§ TO DO
Return every line from the records below with the string "title".

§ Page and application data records
▬▬▬▬▬▬
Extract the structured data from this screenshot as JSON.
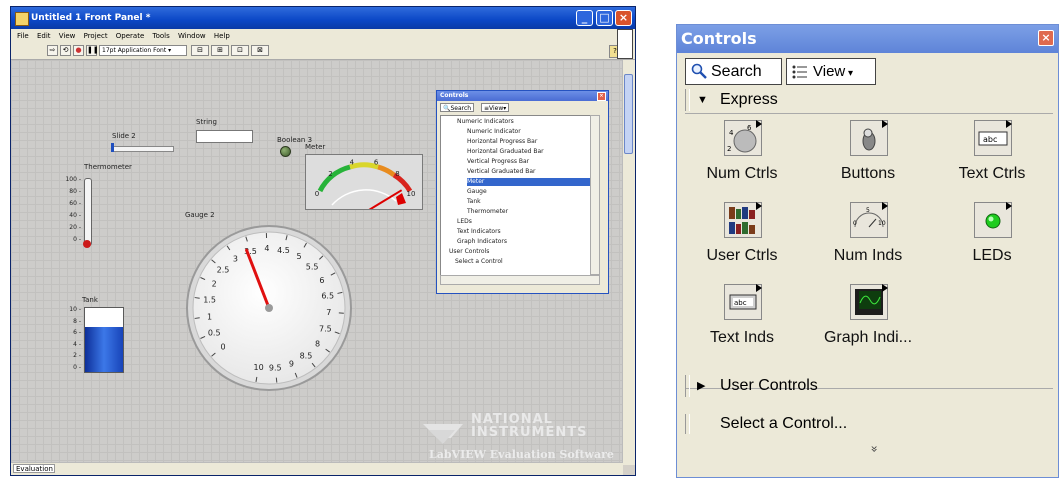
{
  "front_panel": {
    "title": "Untitled 1 Front Panel *",
    "menu": [
      "File",
      "Edit",
      "View",
      "Project",
      "Operate",
      "Tools",
      "Window",
      "Help"
    ],
    "font_select": "17pt Application Font",
    "eval_tab": "Evaluation",
    "controls": {
      "slide_label": "Slide 2",
      "string_label": "String",
      "boolean_label": "Boolean 3",
      "thermometer_label": "Thermometer",
      "thermometer_ticks": [
        "100",
        "80",
        "60",
        "40",
        "20",
        "0"
      ],
      "tank_label": "Tank",
      "tank_ticks": [
        "10",
        "8",
        "6",
        "4",
        "2",
        "0"
      ],
      "tank_level": 0.7,
      "gauge_label": "Gauge 2",
      "gauge_ticks": [
        "0",
        "0.5",
        "1",
        "1.5",
        "2",
        "2.5",
        "3",
        "3.5",
        "4",
        "4.5",
        "5",
        "5.5",
        "6",
        "6.5",
        "7",
        "7.5",
        "8",
        "8.5",
        "9",
        "9.5",
        "10"
      ],
      "gauge_value": 3.4,
      "meter_label": "Meter",
      "meter_ticks": [
        "0",
        "2",
        "4",
        "6",
        "8",
        "10"
      ],
      "meter_value": 9.2
    },
    "watermark": {
      "name_line1": "NATIONAL",
      "name_line2": "INSTRUMENTS",
      "tagline": "LabVIEW Evaluation Software"
    },
    "mini_palette": {
      "title": "Controls",
      "search": "Search",
      "view": "View",
      "tree": [
        "Numeric Indicators",
        "Numeric Indicator",
        "Horizontal Progress Bar",
        "Horizontal Graduated Bar",
        "Vertical Progress Bar",
        "Vertical Graduated Bar",
        "Meter",
        "Gauge",
        "Tank",
        "Thermometer",
        "LEDs",
        "Text Indicators",
        "Graph Indicators",
        "User Controls",
        "Select a Control"
      ],
      "selected_index": 6
    }
  },
  "controls_palette": {
    "title": "Controls",
    "close": "×",
    "search_label": "Search",
    "view_label": "View",
    "express_label": "Express",
    "items": [
      {
        "label": "Num Ctrls",
        "icon": "numeric-knob-icon"
      },
      {
        "label": "Buttons",
        "icon": "toggle-switch-icon"
      },
      {
        "label": "Text Ctrls",
        "icon": "text-box-icon"
      },
      {
        "label": "User Ctrls",
        "icon": "user-controls-icon"
      },
      {
        "label": "Num Inds",
        "icon": "meter-icon"
      },
      {
        "label": "LEDs",
        "icon": "green-led-icon"
      },
      {
        "label": "Text Inds",
        "icon": "text-indicator-icon"
      },
      {
        "label": "Graph Indi...",
        "icon": "graph-icon"
      }
    ],
    "user_controls_label": "User Controls",
    "select_control_label": "Select a Control...",
    "more_glyph": "»"
  }
}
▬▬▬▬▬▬
§ SOLUTION BELOW
    "title": "Untitled 1 Front Panel *",
      "title": "Controls",
    "title": "Controls",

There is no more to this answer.